DUBLIN (Reuters) – Ireland will slash the allowance for newly arrived Ukrainian refugees using state accommodation to 38.80 euros ($41.90) per week from 220 euros and put a 90-day limit on the time they can remain housed by the state, the government said on Tuesday.
Just over 100,000 Ukrainians have fled to Ireland since Russia’s invasion began in February 2022, which given Ireland’s population of 5.3 million makes it the largest host on a per capita basis in Western Europe. Prime Minister Leo Varadkar said on Tuesday that 80,000 remain in the country.
The changes to come in early next year will not apply to the 70,000 Ukrainians already in some form of state accommodation.
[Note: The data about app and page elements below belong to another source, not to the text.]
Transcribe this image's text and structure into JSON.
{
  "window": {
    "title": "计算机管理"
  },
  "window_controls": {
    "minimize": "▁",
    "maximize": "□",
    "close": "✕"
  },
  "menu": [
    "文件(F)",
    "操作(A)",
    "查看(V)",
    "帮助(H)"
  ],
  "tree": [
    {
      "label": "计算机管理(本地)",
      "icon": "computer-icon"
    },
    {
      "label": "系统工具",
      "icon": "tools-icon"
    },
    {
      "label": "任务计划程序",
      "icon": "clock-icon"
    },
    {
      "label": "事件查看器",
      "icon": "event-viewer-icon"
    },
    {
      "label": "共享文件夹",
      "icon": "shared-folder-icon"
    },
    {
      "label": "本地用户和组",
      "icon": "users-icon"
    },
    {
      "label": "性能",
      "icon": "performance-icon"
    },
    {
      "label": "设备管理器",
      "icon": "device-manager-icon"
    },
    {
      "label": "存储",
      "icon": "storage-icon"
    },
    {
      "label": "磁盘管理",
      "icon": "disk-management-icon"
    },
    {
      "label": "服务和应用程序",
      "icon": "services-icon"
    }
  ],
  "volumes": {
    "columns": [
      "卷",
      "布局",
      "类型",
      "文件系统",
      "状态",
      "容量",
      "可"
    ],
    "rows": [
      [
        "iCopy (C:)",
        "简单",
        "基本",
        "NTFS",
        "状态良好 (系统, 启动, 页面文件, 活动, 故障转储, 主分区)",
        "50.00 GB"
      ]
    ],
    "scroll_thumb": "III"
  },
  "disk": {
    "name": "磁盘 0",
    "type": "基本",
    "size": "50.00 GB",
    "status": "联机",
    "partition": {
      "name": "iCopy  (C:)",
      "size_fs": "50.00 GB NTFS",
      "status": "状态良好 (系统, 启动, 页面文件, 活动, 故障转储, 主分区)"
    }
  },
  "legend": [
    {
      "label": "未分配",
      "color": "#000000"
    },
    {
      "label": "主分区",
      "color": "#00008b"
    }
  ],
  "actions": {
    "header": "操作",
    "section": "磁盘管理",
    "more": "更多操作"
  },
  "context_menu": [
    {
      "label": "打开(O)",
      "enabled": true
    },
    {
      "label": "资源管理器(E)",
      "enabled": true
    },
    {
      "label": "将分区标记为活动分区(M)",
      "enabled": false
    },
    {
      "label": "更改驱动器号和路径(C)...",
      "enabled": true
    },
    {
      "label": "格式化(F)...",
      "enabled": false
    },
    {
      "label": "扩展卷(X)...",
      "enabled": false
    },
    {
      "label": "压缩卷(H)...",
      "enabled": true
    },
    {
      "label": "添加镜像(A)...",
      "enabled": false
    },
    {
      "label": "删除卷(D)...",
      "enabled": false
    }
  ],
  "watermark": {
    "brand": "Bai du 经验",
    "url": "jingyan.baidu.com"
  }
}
The government said it was moving the rate in line with what is offered in other parts of Western Europe, and to asylum seekers from other countries who are in Irish state-provided accommodation.
While the reduced payment will revert to 220 euros once the recipient leaves a state centre, the Irish Refugee Council said the vast majority would find it difficult, if not impossible, to find accommodation in the middle of a housing crisis.
The government agency responsible for housing asylum seekers began handing out tents to some new arrivals last week after running out of accommodation.
Homelessness levels in Ireland reached another record high last month with almost 13,200 people in emergency accommodation, while the stock of properties available for private rental has been at or around record low levels for years.
“I am very proud that we as a country have welcomed 100,000 Ukrainians to Ireland and I want to say very clearly that Ukrainians who are fleeing the war in Ukraine will remain welcome in Ireland,” Varadkar told parliament.
“But the situation is that accommodation is scarce and the numbers coming in remain very large, and we’re making this change with that in mind, recognising that other European countries have acted similarly.”
($1 = 0.9262 euros)
(Reporting by Padraic Halpin; Editing by Frances Kerry)